Exercise. Could you please reproduce every record below exactly, leaving out the pictures?
*** Opening Material supplied ***
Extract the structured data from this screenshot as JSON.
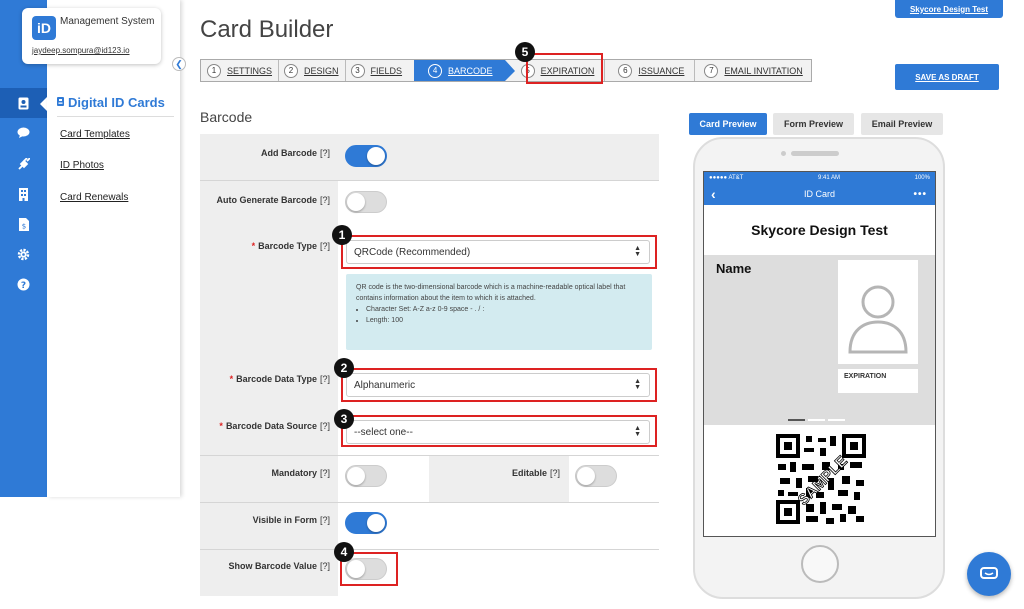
{
  "brand": {
    "logo": "iD",
    "title": "Management System",
    "email": "jaydeep.sompura@id123.io"
  },
  "iconbar": {
    "icons": [
      "id-card-icon",
      "chat-icon",
      "plug-icon",
      "building-icon",
      "document-dollar-icon",
      "gear-icon",
      "help-icon"
    ]
  },
  "sidepanel": {
    "heading": "Digital ID Cards",
    "links": [
      "Card Templates",
      "ID Photos",
      "Card Renewals"
    ]
  },
  "page": {
    "title": "Card Builder",
    "section_title": "Barcode"
  },
  "top_button": "Skycore Design Test",
  "save_draft": "SAVE AS DRAFT",
  "steps": [
    {
      "num": "1",
      "label": "SETTINGS"
    },
    {
      "num": "2",
      "label": "DESIGN"
    },
    {
      "num": "3",
      "label": "FIELDS"
    },
    {
      "num": "4",
      "label": "BARCODE"
    },
    {
      "num": "5",
      "label": "EXPIRATION"
    },
    {
      "num": "6",
      "label": "ISSUANCE"
    },
    {
      "num": "7",
      "label": "EMAIL INVITATION"
    }
  ],
  "form": {
    "add_barcode": {
      "label": "Add Barcode",
      "help": "[?]",
      "on": true
    },
    "auto_generate": {
      "label": "Auto Generate Barcode",
      "help": "[?]",
      "on": false
    },
    "barcode_type": {
      "required": "*",
      "label": "Barcode Type",
      "help": "[?]",
      "value": "QRCode (Recommended)"
    },
    "info": {
      "text": "QR code is the two-dimensional barcode which is a machine-readable optical label that contains information about the item to which it is attached.",
      "bullets": [
        "Character Set: A-Z a-z 0-9 space - . / :",
        "Length: 100"
      ]
    },
    "data_type": {
      "required": "*",
      "label": "Barcode Data Type",
      "help": "[?]",
      "value": "Alphanumeric"
    },
    "data_source": {
      "required": "*",
      "label": "Barcode Data Source",
      "help": "[?]",
      "value": "--select one--"
    },
    "mandatory": {
      "label": "Mandatory",
      "help": "[?]",
      "on": false
    },
    "editable": {
      "label": "Editable",
      "help": "[?]",
      "on": false
    },
    "visible": {
      "label": "Visible in Form",
      "help": "[?]",
      "on": true
    },
    "show_value": {
      "label": "Show Barcode Value",
      "help": "[?]",
      "on": false
    }
  },
  "annotations": [
    "1",
    "2",
    "3",
    "4",
    "5"
  ],
  "preview_tabs": [
    "Card Preview",
    "Form Preview",
    "Email Preview"
  ],
  "phone": {
    "carrier": "●●●●● AT&T",
    "time": "9:41 AM",
    "battery": "100%",
    "nav_title": "ID Card",
    "card_title": "Skycore Design Test",
    "name_label": "Name",
    "expiration_label": "EXPIRATION",
    "qr_watermark": "SAMPLE"
  },
  "colors": {
    "primary": "#2f7ad6",
    "annotation_red": "#d22222",
    "info_bg": "#d3ebf0"
  }
}
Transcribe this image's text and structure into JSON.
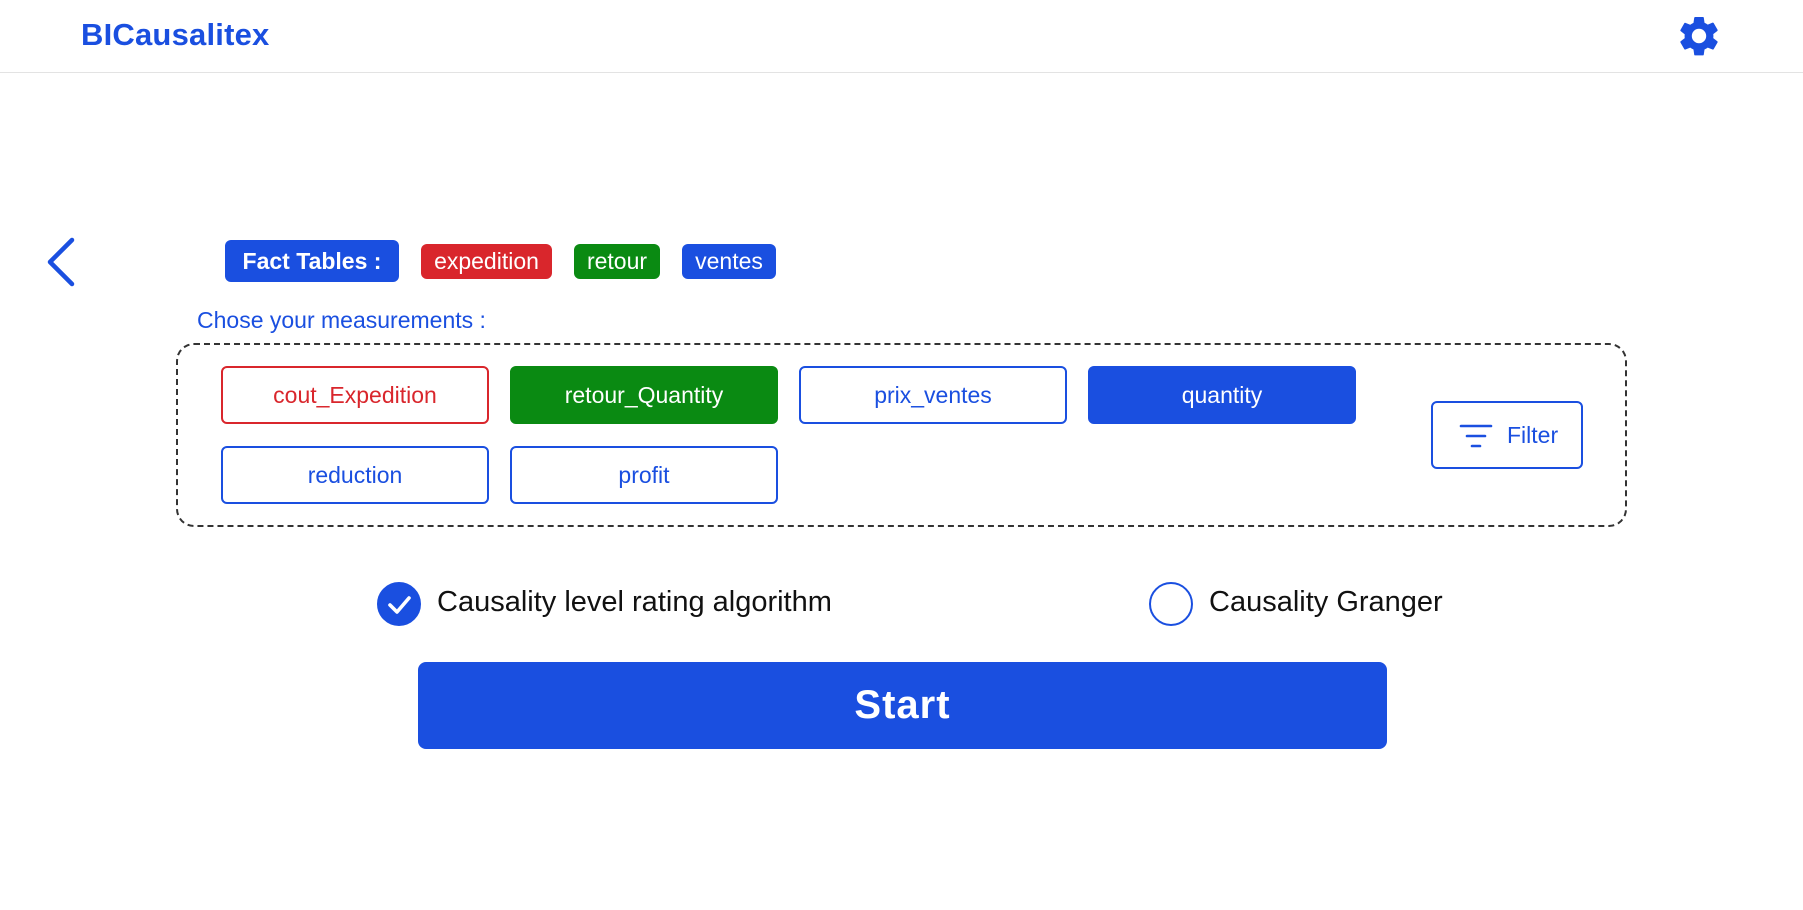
{
  "app": {
    "title": "BICausalitex"
  },
  "header": {
    "settings_icon": "gear-icon"
  },
  "nav": {
    "back_icon": "chevron-left-icon"
  },
  "fact_tables": {
    "title": "Fact Tables :",
    "tables": [
      {
        "label": "expedition",
        "color": "#d9262c"
      },
      {
        "label": "retour",
        "color": "#0a8a12"
      },
      {
        "label": "ventes",
        "color": "#1a4fe0"
      }
    ]
  },
  "measurements": {
    "prompt": "Chose your measurements :",
    "items": [
      {
        "label": "cout_Expedition",
        "table": "expedition",
        "selected": false,
        "color": "#d9262c"
      },
      {
        "label": "retour_Quantity",
        "table": "retour",
        "selected": true,
        "color": "#0a8a12"
      },
      {
        "label": "prix_ventes",
        "table": "ventes",
        "selected": false,
        "color": "#1a4fe0"
      },
      {
        "label": "quantity",
        "table": "ventes",
        "selected": true,
        "color": "#1a4fe0"
      },
      {
        "label": "reduction",
        "table": "ventes",
        "selected": false,
        "color": "#1a4fe0"
      },
      {
        "label": "profit",
        "table": "ventes",
        "selected": false,
        "color": "#1a4fe0"
      }
    ],
    "filter": {
      "label": "Filter",
      "icon": "filter-icon"
    }
  },
  "algorithms": [
    {
      "label": "Causality level rating algorithm",
      "checked": true
    },
    {
      "label": "Causality Granger",
      "checked": false
    }
  ],
  "start_label": "Start",
  "accent_color": "#1a4fe0"
}
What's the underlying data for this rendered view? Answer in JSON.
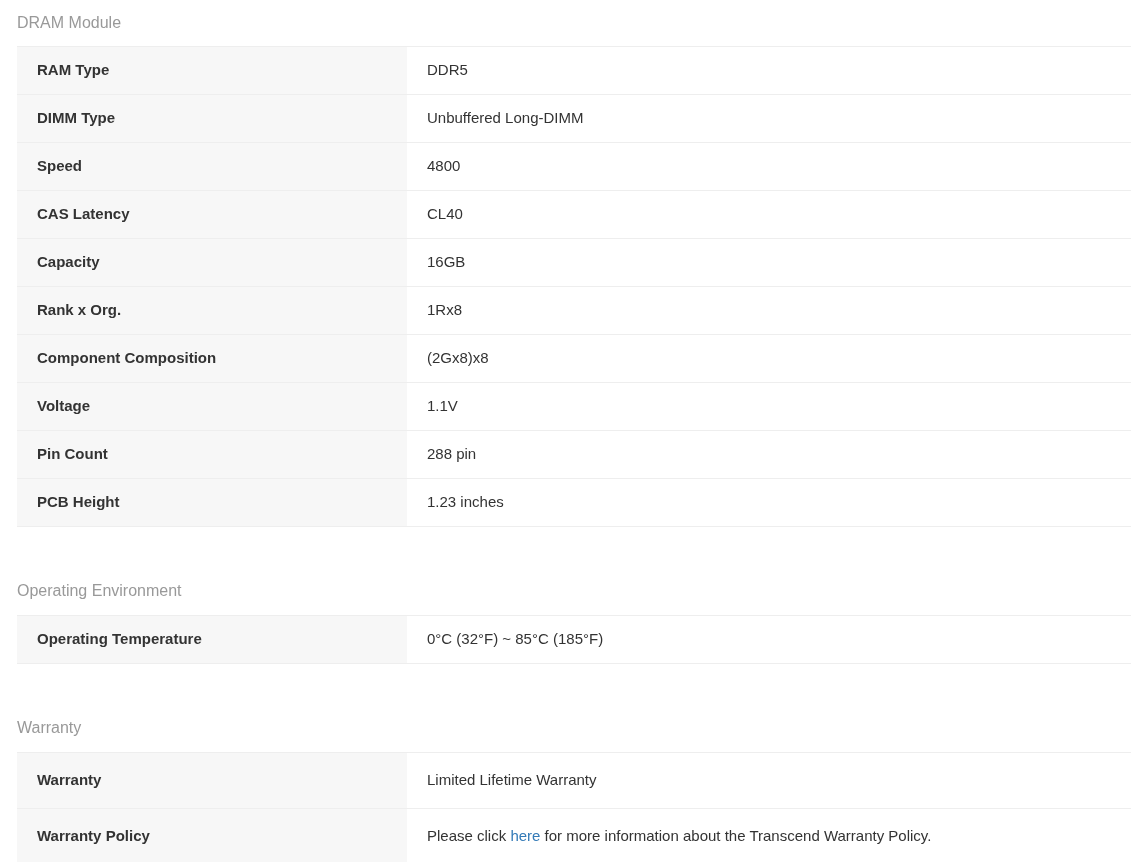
{
  "sections": [
    {
      "title": "DRAM Module",
      "rows": [
        {
          "label": "RAM Type",
          "kind": "text",
          "value": "DDR5"
        },
        {
          "label": "DIMM Type",
          "kind": "text",
          "value": "Unbuffered Long-DIMM"
        },
        {
          "label": "Speed",
          "kind": "text",
          "value": "4800"
        },
        {
          "label": "CAS Latency",
          "kind": "text",
          "value": "CL40"
        },
        {
          "label": "Capacity",
          "kind": "text",
          "value": "16GB"
        },
        {
          "label": "Rank x Org.",
          "kind": "text",
          "value": "1Rx8"
        },
        {
          "label": "Component Composition",
          "kind": "text",
          "value": "(2Gx8)x8"
        },
        {
          "label": "Voltage",
          "kind": "text",
          "value": "1.1V"
        },
        {
          "label": "Pin Count",
          "kind": "text",
          "value": "288 pin"
        },
        {
          "label": "PCB Height",
          "kind": "text",
          "value": "1.23 inches"
        }
      ]
    },
    {
      "title": "Operating Environment",
      "rows": [
        {
          "label": "Operating Temperature",
          "kind": "text",
          "value": "0°C (32°F) ~ 85°C (185°F)"
        }
      ]
    },
    {
      "title": "Warranty",
      "rows": [
        {
          "label": "Warranty",
          "kind": "text",
          "value": "Limited Lifetime Warranty"
        },
        {
          "label": "Warranty Policy",
          "kind": "link",
          "before": "Please click",
          "link": "here",
          "after": "for more information about the Transcend Warranty Policy."
        }
      ]
    }
  ]
}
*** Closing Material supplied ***
Your solution.
Extract the structured data from this screenshot as JSON.
{
  "brand": {
    "logo": "iD",
    "title": "Management System",
    "email": "jaydeep.sompura@id123.io"
  },
  "iconbar": {
    "icons": [
      "id-card-icon",
      "chat-icon",
      "plug-icon",
      "building-icon",
      "document-dollar-icon",
      "gear-icon",
      "help-icon"
    ]
  },
  "sidepanel": {
    "heading": "Digital ID Cards",
    "links": [
      "Card Templates",
      "ID Photos",
      "Card Renewals"
    ]
  },
  "page": {
    "title": "Card Builder",
    "section_title": "Barcode"
  },
  "top_button": "Skycore Design Test",
  "save_draft": "SAVE AS DRAFT",
  "steps": [
    {
      "num": "1",
      "label": "SETTINGS"
    },
    {
      "num": "2",
      "label": "DESIGN"
    },
    {
      "num": "3",
      "label": "FIELDS"
    },
    {
      "num": "4",
      "label": "BARCODE"
    },
    {
      "num": "5",
      "label": "EXPIRATION"
    },
    {
      "num": "6",
      "label": "ISSUANCE"
    },
    {
      "num": "7",
      "label": "EMAIL INVITATION"
    }
  ],
  "form": {
    "add_barcode": {
      "label": "Add Barcode",
      "help": "[?]",
      "on": true
    },
    "auto_generate": {
      "label": "Auto Generate Barcode",
      "help": "[?]",
      "on": false
    },
    "barcode_type": {
      "required": "*",
      "label": "Barcode Type",
      "help": "[?]",
      "value": "QRCode (Recommended)"
    },
    "info": {
      "text": "QR code is the two-dimensional barcode which is a machine-readable optical label that contains information about the item to which it is attached.",
      "bullets": [
        "Character Set: A-Z a-z 0-9 space - . / :",
        "Length: 100"
      ]
    },
    "data_type": {
      "required": "*",
      "label": "Barcode Data Type",
      "help": "[?]",
      "value": "Alphanumeric"
    },
    "data_source": {
      "required": "*",
      "label": "Barcode Data Source",
      "help": "[?]",
      "value": "--select one--"
    },
    "mandatory": {
      "label": "Mandatory",
      "help": "[?]",
      "on": false
    },
    "editable": {
      "label": "Editable",
      "help": "[?]",
      "on": false
    },
    "visible": {
      "label": "Visible in Form",
      "help": "[?]",
      "on": true
    },
    "show_value": {
      "label": "Show Barcode Value",
      "help": "[?]",
      "on": false
    }
  },
  "annotations": [
    "1",
    "2",
    "3",
    "4",
    "5"
  ],
  "preview_tabs": [
    "Card Preview",
    "Form Preview",
    "Email Preview"
  ],
  "phone": {
    "carrier": "●●●●● AT&T",
    "time": "9:41 AM",
    "battery": "100%",
    "nav_title": "ID Card",
    "card_title": "Skycore Design Test",
    "name_label": "Name",
    "expiration_label": "EXPIRATION",
    "qr_watermark": "SAMPLE"
  },
  "colors": {
    "primary": "#2f7ad6",
    "annotation_red": "#d22222",
    "info_bg": "#d3ebf0"
  }
}
Transcribe this image's text and structure into JSON.
{
  "app": {
    "title": "BICausalitex"
  },
  "header": {
    "settings_icon": "gear-icon"
  },
  "nav": {
    "back_icon": "chevron-left-icon"
  },
  "fact_tables": {
    "title": "Fact Tables :",
    "tables": [
      {
        "label": "expedition",
        "color": "#d9262c"
      },
      {
        "label": "retour",
        "color": "#0a8a12"
      },
      {
        "label": "ventes",
        "color": "#1a4fe0"
      }
    ]
  },
  "measurements": {
    "prompt": "Chose your measurements :",
    "items": [
      {
        "label": "cout_Expedition",
        "table": "expedition",
        "selected": false,
        "color": "#d9262c"
      },
      {
        "label": "retour_Quantity",
        "table": "retour",
        "selected": true,
        "color": "#0a8a12"
      },
      {
        "label": "prix_ventes",
        "table": "ventes",
        "selected": false,
        "color": "#1a4fe0"
      },
      {
        "label": "quantity",
        "table": "ventes",
        "selected": true,
        "color": "#1a4fe0"
      },
      {
        "label": "reduction",
        "table": "ventes",
        "selected": false,
        "color": "#1a4fe0"
      },
      {
        "label": "profit",
        "table": "ventes",
        "selected": false,
        "color": "#1a4fe0"
      }
    ],
    "filter": {
      "label": "Filter",
      "icon": "filter-icon"
    }
  },
  "algorithms": [
    {
      "label": "Causality level rating algorithm",
      "checked": true
    },
    {
      "label": "Causality Granger",
      "checked": false
    }
  ],
  "start_label": "Start",
  "accent_color": "#1a4fe0"
}
What's the underlying data for this rendered view? Answer in JSON.
{
  "sections": [
    {
      "title": "DRAM Module",
      "rows": [
        {
          "label": "RAM Type",
          "kind": "text",
          "value": "DDR5"
        },
        {
          "label": "DIMM Type",
          "kind": "text",
          "value": "Unbuffered Long-DIMM"
        },
        {
          "label": "Speed",
          "kind": "text",
          "value": "4800"
        },
        {
          "label": "CAS Latency",
          "kind": "text",
          "value": "CL40"
        },
        {
          "label": "Capacity",
          "kind": "text",
          "value": "16GB"
        },
        {
          "label": "Rank x Org.",
          "kind": "text",
          "value": "1Rx8"
        },
        {
          "label": "Component Composition",
          "kind": "text",
          "value": "(2Gx8)x8"
        },
        {
          "label": "Voltage",
          "kind": "text",
          "value": "1.1V"
        },
        {
          "label": "Pin Count",
          "kind": "text",
          "value": "288 pin"
        },
        {
          "label": "PCB Height",
          "kind": "text",
          "value": "1.23 inches"
        }
      ]
    },
    {
      "title": "Operating Environment",
      "rows": [
        {
          "label": "Operating Temperature",
          "kind": "text",
          "value": "0°C (32°F) ~ 85°C (185°F)"
        }
      ]
    },
    {
      "title": "Warranty",
      "rows": [
        {
          "label": "Warranty",
          "kind": "text",
          "value": "Limited Lifetime Warranty"
        },
        {
          "label": "Warranty Policy",
          "kind": "link",
          "before": "Please click",
          "link": "here",
          "after": "for more information about the Transcend Warranty Policy."
        }
      ]
    }
  ]
}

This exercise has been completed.